“If a corporate company sent around a training kit instructing black people how to ‘be less black’, the world would implode and lawsuits would follow. I genuinely hope these employees sue @CocaCola for blatant racism and discrimination,” she wrote.
If a corporate company sent around a training kit instructing black people how to “be less black”, the world would implode and lawsuits would follow.
— Candace Owens (@RealCandaceO) February 19, 2021
— Tamie k (@TamieKotowski) February 21, 2021
— EveryBitTheJourney – mute/block all ads. (@dprovenzanosc) February 21, 2021
Meanwhile, McDonald’s executives were warned by corporate bosses this week they would lose part of their bonuses if they failed to put more minorities in positions of senior leadership.
“We’re implementing policies that hold our leaders directly accountable for making tangible progress on our [diversity, equity, and inclusion] goals,” McDonald’s Corp. noted in a press release titled “Allyship through Accountability.”
The corporation says it wants to achieve “gender parity” by 2030 and that it “expects to increase representation of historically underrepresented groups in leadership roles (Senior Director and above) located in the U.S. to 35%” and “to increase representation of women in leadership roles globally (Senior Director and above) to 45%” by 2025.
Those figures currently are at 29 percent and 37 percent, respectively.

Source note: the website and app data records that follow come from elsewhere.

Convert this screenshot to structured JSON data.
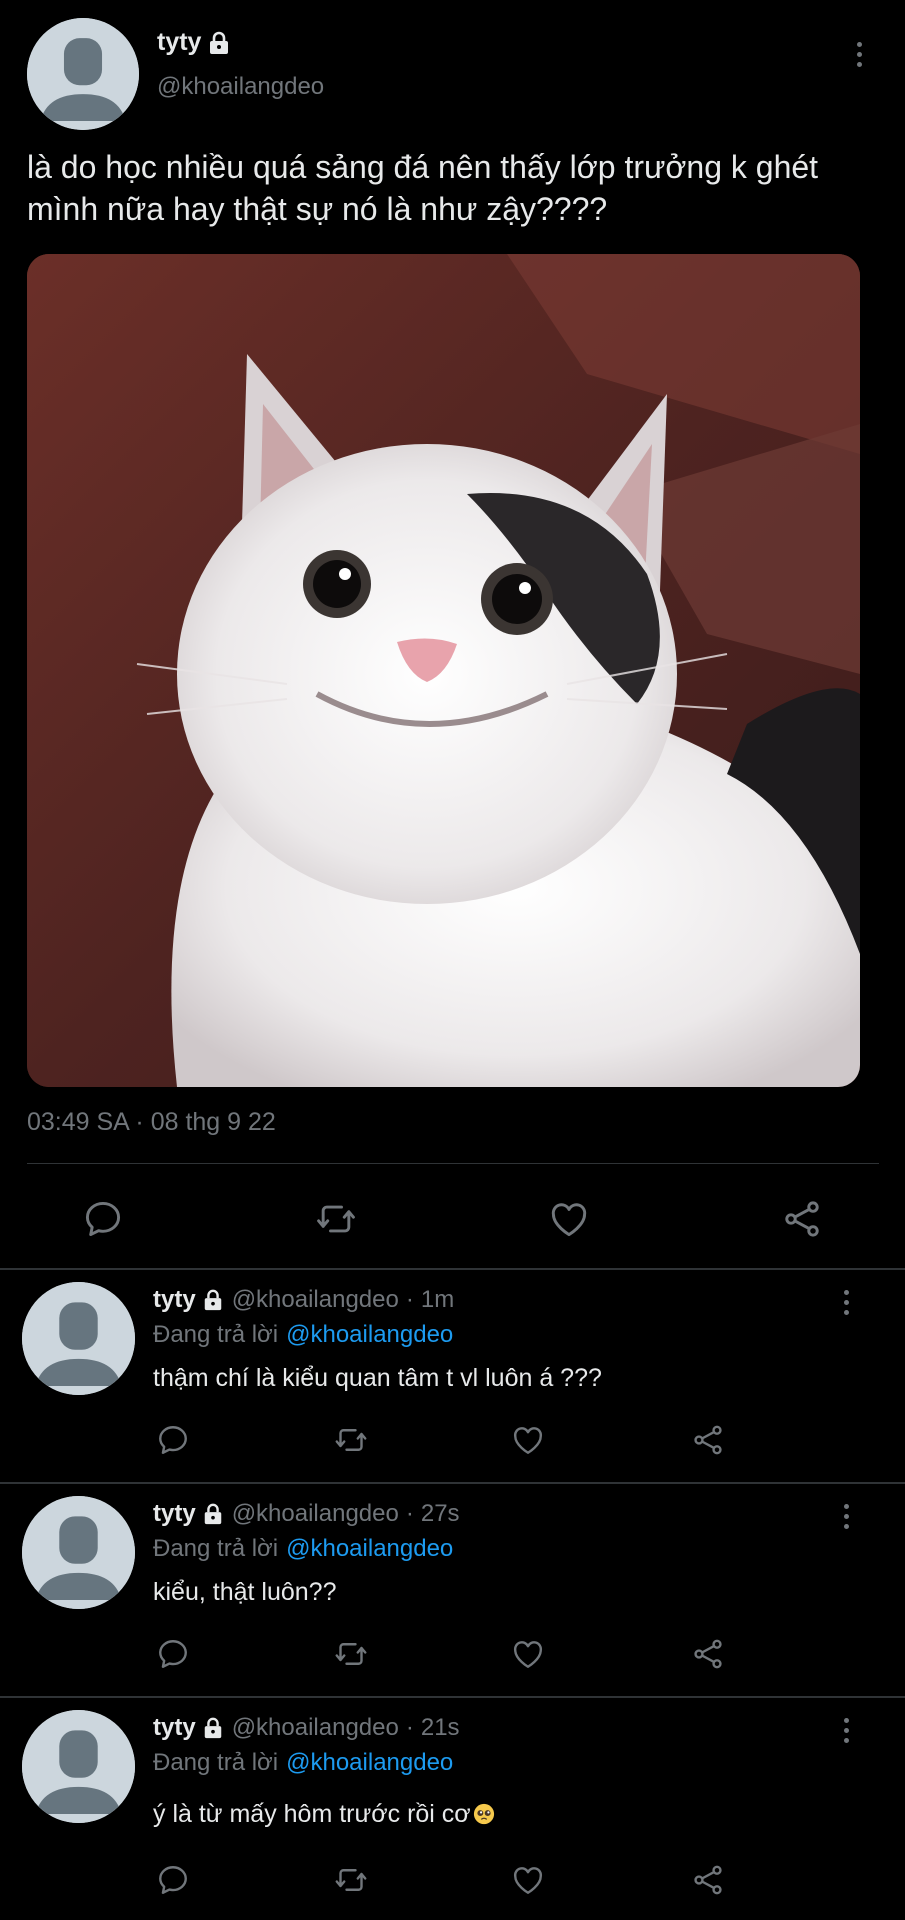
{
  "tweet": {
    "display_name": "tyty",
    "handle": "@khoailangdeo",
    "text": "là do học nhiều quá sảng đá nên thấy lớp trưởng k ghét mình nữa hay thật sự nó là như zậy????",
    "timestamp": "03:49 SA · 08 thg 9 22",
    "media_icon": "cat-photo",
    "actions": [
      "reply-icon",
      "retweet-icon",
      "like-icon",
      "share-icon"
    ]
  },
  "replies": [
    {
      "display_name": "tyty",
      "handle": "@khoailangdeo",
      "separator": "·",
      "time": "1m",
      "replying_label": "Đang trả lời",
      "replying_to": "@khoailangdeo",
      "text": "thậm chí là kiểu quan tâm t vl luôn á ???"
    },
    {
      "display_name": "tyty",
      "handle": "@khoailangdeo",
      "separator": "·",
      "time": "27s",
      "replying_label": "Đang trả lời",
      "replying_to": "@khoailangdeo",
      "text": "kiểu, thật luôn??"
    },
    {
      "display_name": "tyty",
      "handle": "@khoailangdeo",
      "separator": "·",
      "time": "21s",
      "replying_label": "Đang trả lời",
      "replying_to": "@khoailangdeo",
      "text": "ý là từ mấy hôm trước rồi cơ",
      "trailing_emoji": "pleading-face-emoji"
    }
  ],
  "colors": {
    "background": "#000000",
    "text_primary": "#e7e9ea",
    "text_secondary": "#71767b",
    "accent": "#1d9bf0",
    "divider": "#2f3336"
  }
}
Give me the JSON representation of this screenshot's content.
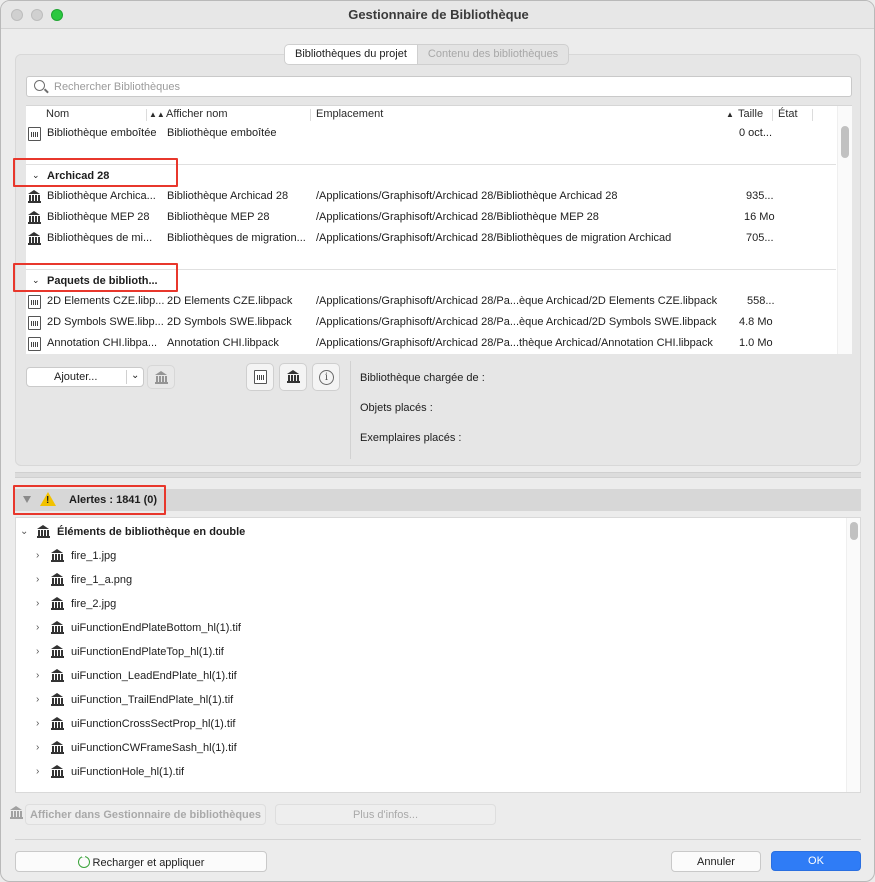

The corporation further noted that 15 percent of bonuses for senior executive vice presidents will be tied to “quantitative human capital management-related metrics.”